There are several options for short-distance pneumatic conveying, especially for the size of solids described.  The most common is a vacuum system.  A gas mover (fan, vacuum pump, PD blower) provides suction with a T line before the inlet (one connection goes to atmosphere or filtered air; the others connect the piping from the cyclone to the gas mover inlet).  A filter prevents dust from getting in the gas mover and is optional for a fan (assuming regulations permit).  The solids receiver is a cyclone with a flapper discharge valve (there are many manufacture of this type of cyclone).  The flapper closes on vacuum and opens when the vacuum is removed and the weight of the solids cause it to open (it is spring loaded).  The last component is the convey line and can be a hose or a hard-piped line.  Normally a timer is used to control the operation.  When the T valve is open to atmosphere, the pressure at the cyclone outlet is zero gage pressure and no solids flow from the pickup point.  With suction applied (T-valve to atmosphere is closed), solids flow to the cyclone.  A timer can be used to limit the size of the batch that is transferred.  The spring on the cyclone can be used to limit the batch size, but this is less efficient and can cause carry-over to the filter.

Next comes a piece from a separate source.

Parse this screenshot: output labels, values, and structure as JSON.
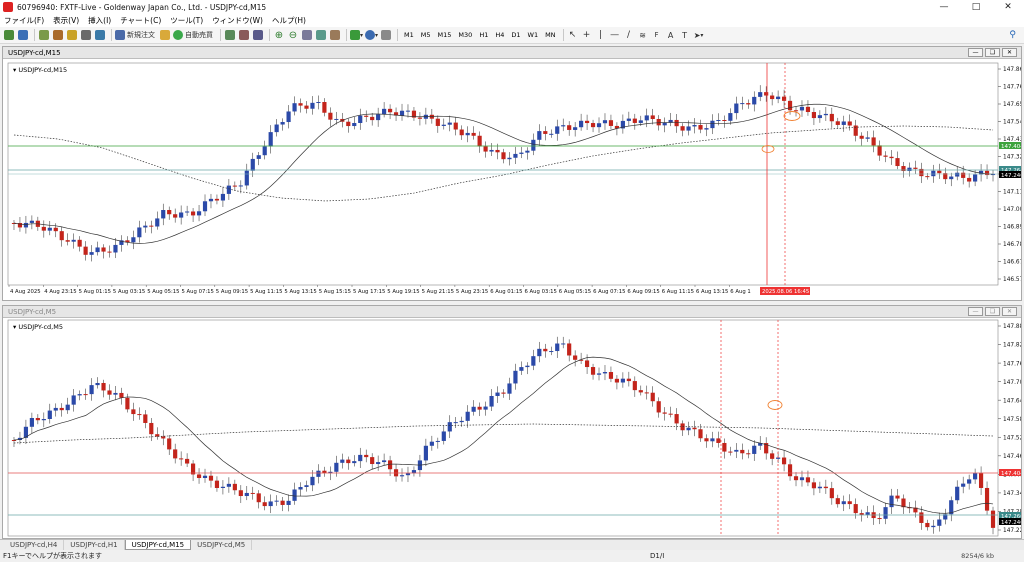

An eductor can be used, but may cause a lot of dust in the work area without a receiver and filter.